‘Voices of Alabama’ tells civil rights stories online
Published 10:17 am Wednesday, September 25, 2019
“Joyce O’Neal can still hear the horses’ hooves on the steps of her church on Bloody Sunday. Nelson Malden recalls Martin Luther King, Jr. stopping by his barbershop for a weekly haircut. Valda Harris Montgomery remembers more than 30 beaten Freedom Riders finding sanctuary in her childhood,” proclaims a press release from the World Monuments Fund (WMF) heralding the launch of its “Voices of Alabama” project, which brings the stories of the Alabama civil rights era to life online.
The video-focused oral history platform, which launches today, is an interactive digital project organized through a collaboration between the WMF, the Birmingham Civil Rights Institute (BCRI) and the Alabama African-American Civil Rights Heritage Sites Consortium.
The project tells stories from 20 historical sites of worship, lodging and civic engagement in Birmingham, Montgomery, Selma and the Black Belt that were integral in the Civil Rights Movement in the state and all the way back to Reconstruction.
“What makes the 20 sites of the Alabama African-American Civil Rights Heritage Sites Consortium so remarkable are the world-changing events that happened within their walls,” said WMF CEO-elect Bénédicte de Montlaur. “Preservation of both these places and their stories is crucial so that people around the world can continue to learn the acts of courage that took place during the African-American fight for freedom. We are excited to bring greater visibility to these important cultural heritage sites and the dedicated individuals who continue to steward them.”
The online platform, paid for with the support from Jack Shear and the Ellsworth Kelly Foundation, as well as Friends of Heritage Preservation and an anonymous donor, gives users the opportunity to explore each of the historic sites through video, images, timelines and map content.
On Oct. 1, U.S. Rep. Terri Sewell, D-AL, and award-winning journalist Carol Jenkins, among others, will speak at The Times Center in New York City to celebrate the launch of the new platform.
“Growing up in Selma, I was surrounded from an early age by stories about the Civil Rights Movement,” Sewell said. “These were not the stories told in history books, but lesser-known stories of everyday people acting with extraordinary bravery.
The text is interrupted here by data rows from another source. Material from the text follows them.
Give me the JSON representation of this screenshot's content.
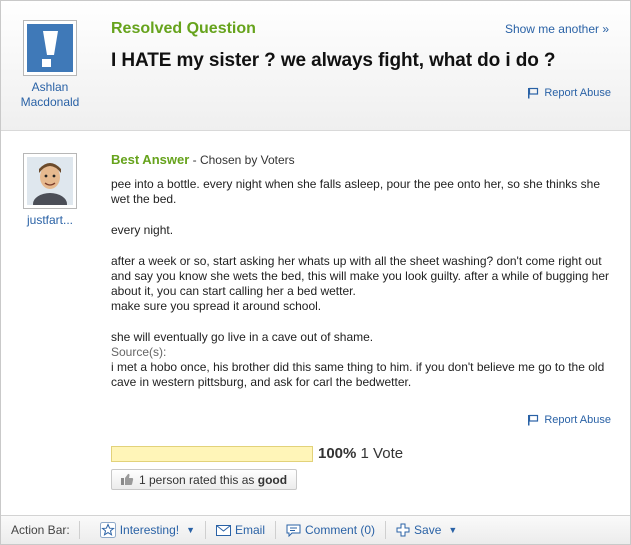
{
  "question": {
    "status_label": "Resolved Question",
    "show_another": "Show me another »",
    "title": "I HATE my sister ? we always fight, what do i do ?",
    "report_abuse": "Report Abuse",
    "asker": {
      "name_line1": "Ashlan",
      "name_line2": "Macdonald"
    }
  },
  "answer": {
    "heading": "Best Answer",
    "chosen_by": " - Chosen by Voters",
    "answerer": "justfart...",
    "paragraphs": [
      "pee into a bottle. every night when she falls asleep, pour the pee onto her, so she thinks she wet the bed.",
      "every night.",
      "after a week or so, start asking her whats up with all the sheet washing? don't come right out and say you know she wets the bed, this will make you look guilty. after a while of bugging her about it, you can start calling her a bed wetter.",
      "make sure you spread it around school.",
      "she will eventually go live in a cave out of shame."
    ],
    "sources_label": "Source(s):",
    "sources_text": "i met a hobo once, his brother did this same thing to him. if you don't believe me go to the old cave in western pittsburg, and ask for carl the bedwetter.",
    "report_abuse": "Report Abuse",
    "rating": {
      "percent": "100%",
      "votes": "1 Vote",
      "fill_fraction": 1.0,
      "rated_prefix": "1 person rated this as ",
      "rated_value": "good"
    }
  },
  "action_bar": {
    "label": "Action Bar:",
    "interesting": "Interesting!",
    "email": "Email",
    "comment": "Comment (0)",
    "save": "Save"
  },
  "colors": {
    "brand_green": "#66a31c",
    "link_blue": "#2a62a6",
    "rating_fill": "#fff5b8"
  }
}
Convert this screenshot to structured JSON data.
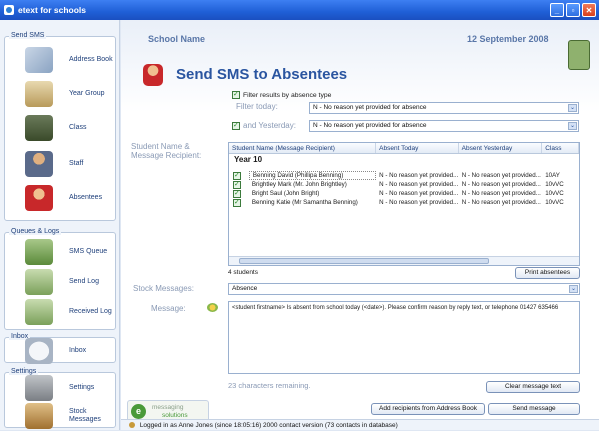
{
  "window": {
    "title": "etext for schools",
    "buttons": [
      "_",
      "▫",
      "✕"
    ]
  },
  "sidebar": {
    "groups": [
      {
        "label": "Send SMS",
        "items": [
          {
            "label": "Address Book",
            "icon": "address-book-icon"
          },
          {
            "label": "Year Group",
            "icon": "year-group-icon"
          },
          {
            "label": "Class",
            "icon": "class-icon"
          },
          {
            "label": "Staff",
            "icon": "staff-icon"
          },
          {
            "label": "Absentees",
            "icon": "absentees-icon"
          }
        ]
      },
      {
        "label": "Queues & Logs",
        "items": [
          {
            "label": "SMS Queue",
            "icon": "sms-queue-icon"
          },
          {
            "label": "Send Log",
            "icon": "send-log-icon"
          },
          {
            "label": "Received Log",
            "icon": "received-log-icon"
          }
        ]
      },
      {
        "label": "Inbox",
        "items": [
          {
            "label": "Inbox",
            "icon": "inbox-icon"
          }
        ]
      },
      {
        "label": "Settings",
        "items": [
          {
            "label": "Settings",
            "icon": "settings-icon"
          },
          {
            "label": "Stock Messages",
            "icon": "stock-messages-icon"
          }
        ]
      }
    ]
  },
  "header": {
    "school_name": "School Name",
    "date": "12 September 2008",
    "page_title": "Send SMS to Absentees"
  },
  "filters": {
    "filter_by_absence_label": "Filter results by absence type",
    "filter_today_label": "Filter today:",
    "filter_today_value": "N - No reason yet provided for absence",
    "and_yesterday_label": "and Yesterday:",
    "and_yesterday_value": "N - No reason yet provided for absence"
  },
  "recipients": {
    "label": "Student Name & Message Recipient:",
    "columns": [
      "Student Name (Message Recipient)",
      "Absent Today",
      "Absent Yesterday",
      "Class"
    ],
    "group": "Year 10",
    "rows": [
      {
        "name": "Benning David (Phillipa Benning)",
        "today": "N - No reason yet provided...",
        "yesterday": "N - No reason yet provided...",
        "class": "10AY"
      },
      {
        "name": "Brightley Mark (Mr. John Brightley)",
        "today": "N - No reason yet provided...",
        "yesterday": "N - No reason yet provided...",
        "class": "10vVC"
      },
      {
        "name": "Bright Saul (John Bright)",
        "today": "N - No reason yet provided...",
        "yesterday": "N - No reason yet provided...",
        "class": "10vVC"
      },
      {
        "name": "Benning Katie (Mr Samantha Benning)",
        "today": "N - No reason yet provided...",
        "yesterday": "N - No reason yet provided...",
        "class": "10vVC"
      }
    ],
    "count": "4 students",
    "print_button": "Print absentees"
  },
  "stock": {
    "label": "Stock Messages:",
    "value": "Absence"
  },
  "message": {
    "label": "Message:",
    "text": "<student firstname> Is absent from school today (<date>). Please confirm reason by reply text, or telephone 01427 635466",
    "remaining": "23 characters remaining.",
    "clear_button": "Clear message text"
  },
  "footer": {
    "brand_top": "messaging",
    "brand_bottom": "solutions",
    "add_button": "Add recipients from Address Book",
    "send_button": "Send message"
  },
  "status": {
    "text": "Logged in as Anne Jones (since 18:05:16)        2000 contact version  (73 contacts in database)"
  }
}
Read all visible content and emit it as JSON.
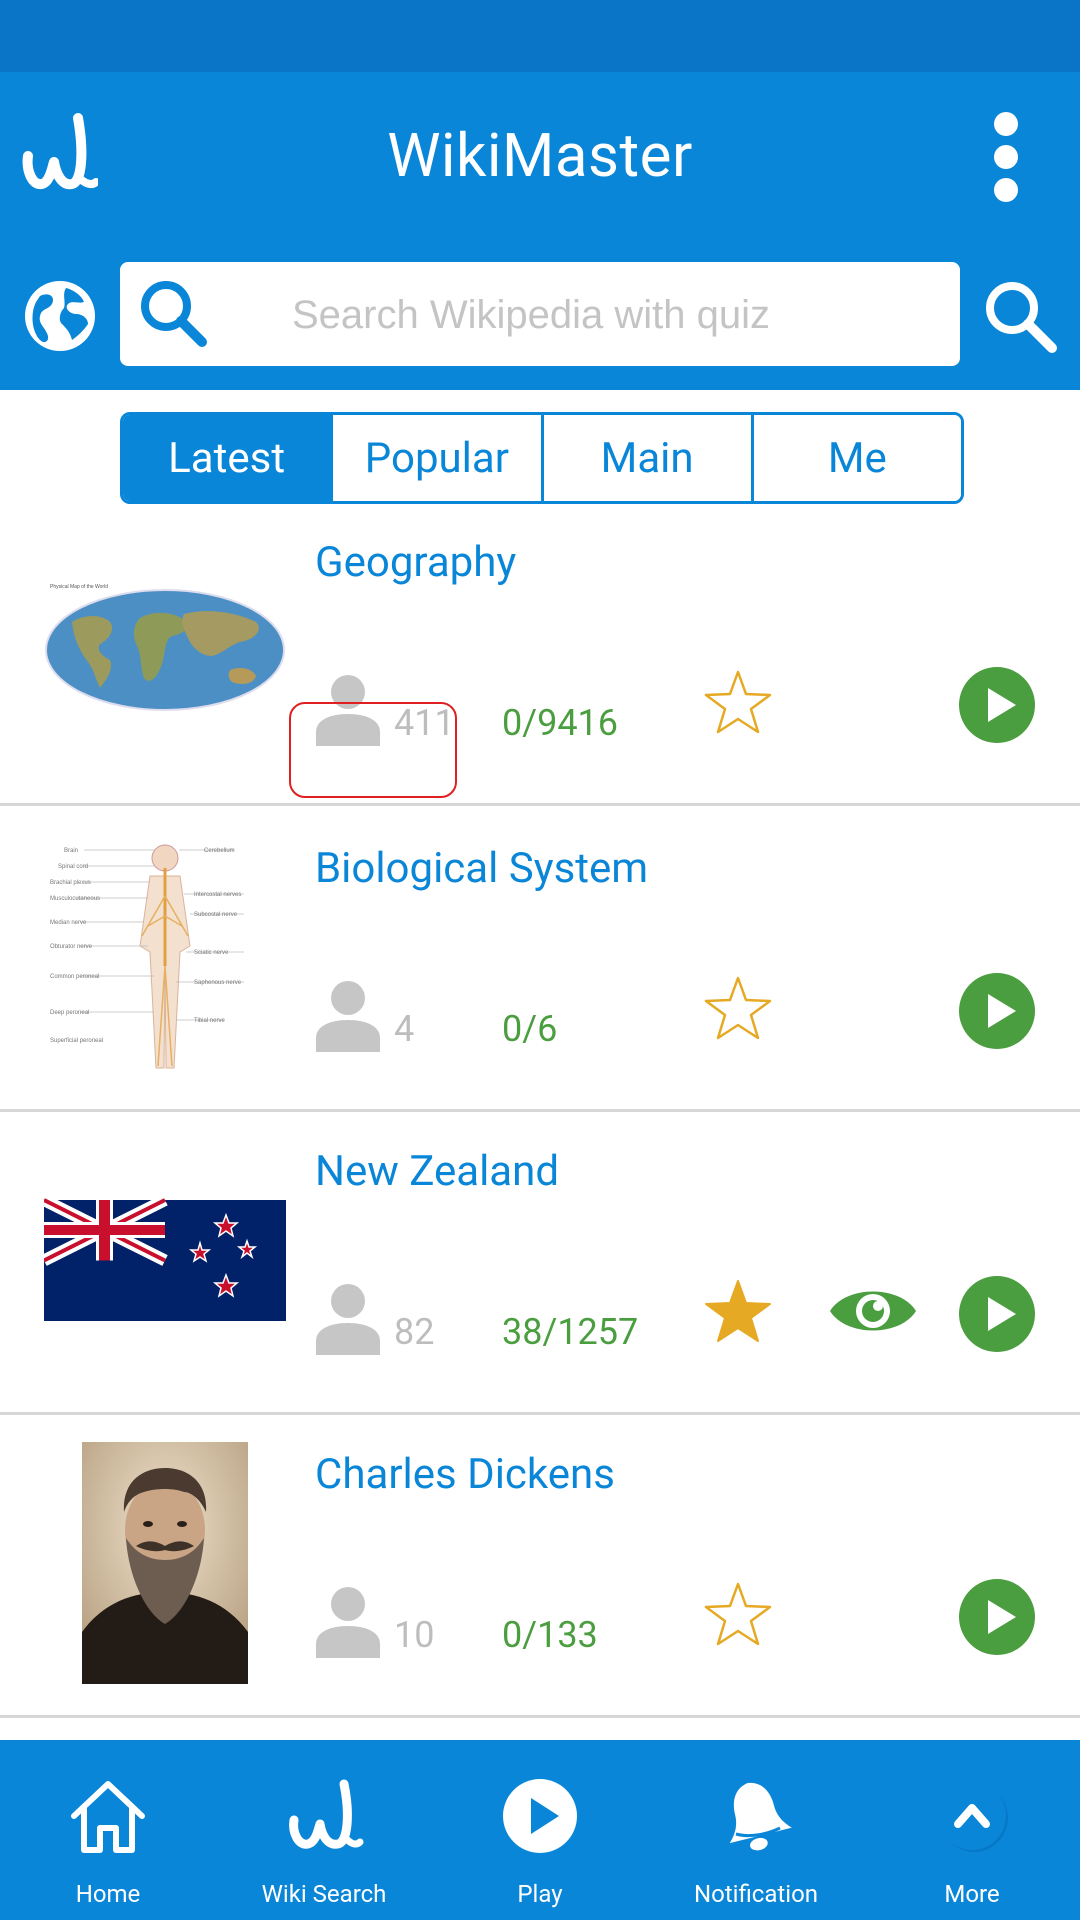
{
  "app": {
    "title": "WikiMaster"
  },
  "search": {
    "placeholder": "Search Wikipedia with quiz",
    "value": ""
  },
  "tabs": [
    {
      "label": "Latest",
      "selected": true
    },
    {
      "label": "Popular",
      "selected": false
    },
    {
      "label": "Main",
      "selected": false
    },
    {
      "label": "Me",
      "selected": false
    }
  ],
  "quizzes": [
    {
      "title": "Geography",
      "thumbnail": "world-map-image",
      "users": "411",
      "progress": "0/9416",
      "favorite": false,
      "watched": false
    },
    {
      "title": "Biological System",
      "thumbnail": "nervous-system-diagram",
      "users": "4",
      "progress": "0/6",
      "favorite": false,
      "watched": false
    },
    {
      "title": "New Zealand",
      "thumbnail": "new-zealand-flag",
      "users": "82",
      "progress": "38/1257",
      "favorite": true,
      "watched": true
    },
    {
      "title": "Charles Dickens",
      "thumbnail": "charles-dickens-portrait",
      "users": "10",
      "progress": "0/133",
      "favorite": false,
      "watched": false
    }
  ],
  "bottom_nav": [
    {
      "label": "Home",
      "icon": "home-icon"
    },
    {
      "label": "Wiki Search",
      "icon": "wiki-logo-icon"
    },
    {
      "label": "Play",
      "icon": "play-icon"
    },
    {
      "label": "Notification",
      "icon": "bell-icon"
    },
    {
      "label": "More",
      "icon": "chevron-up-icon"
    }
  ],
  "colors": {
    "primary": "#0A86D8",
    "status_bar": "#0A75C7",
    "green": "#4b9e3f",
    "star": "#E5A923"
  }
}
Knowing what the people of my community were capable of provided me the strength, resilience and inspiration to pursue my own dreams and I know that stories shared in ‘Voices of Alabama’ will do the same for countless others. I’m so pleased that the voices and stories of our district are being given this national platform because they are stories that need to be heard.”
To learn more and explore the platform, visit VoicesOfAlabama.org.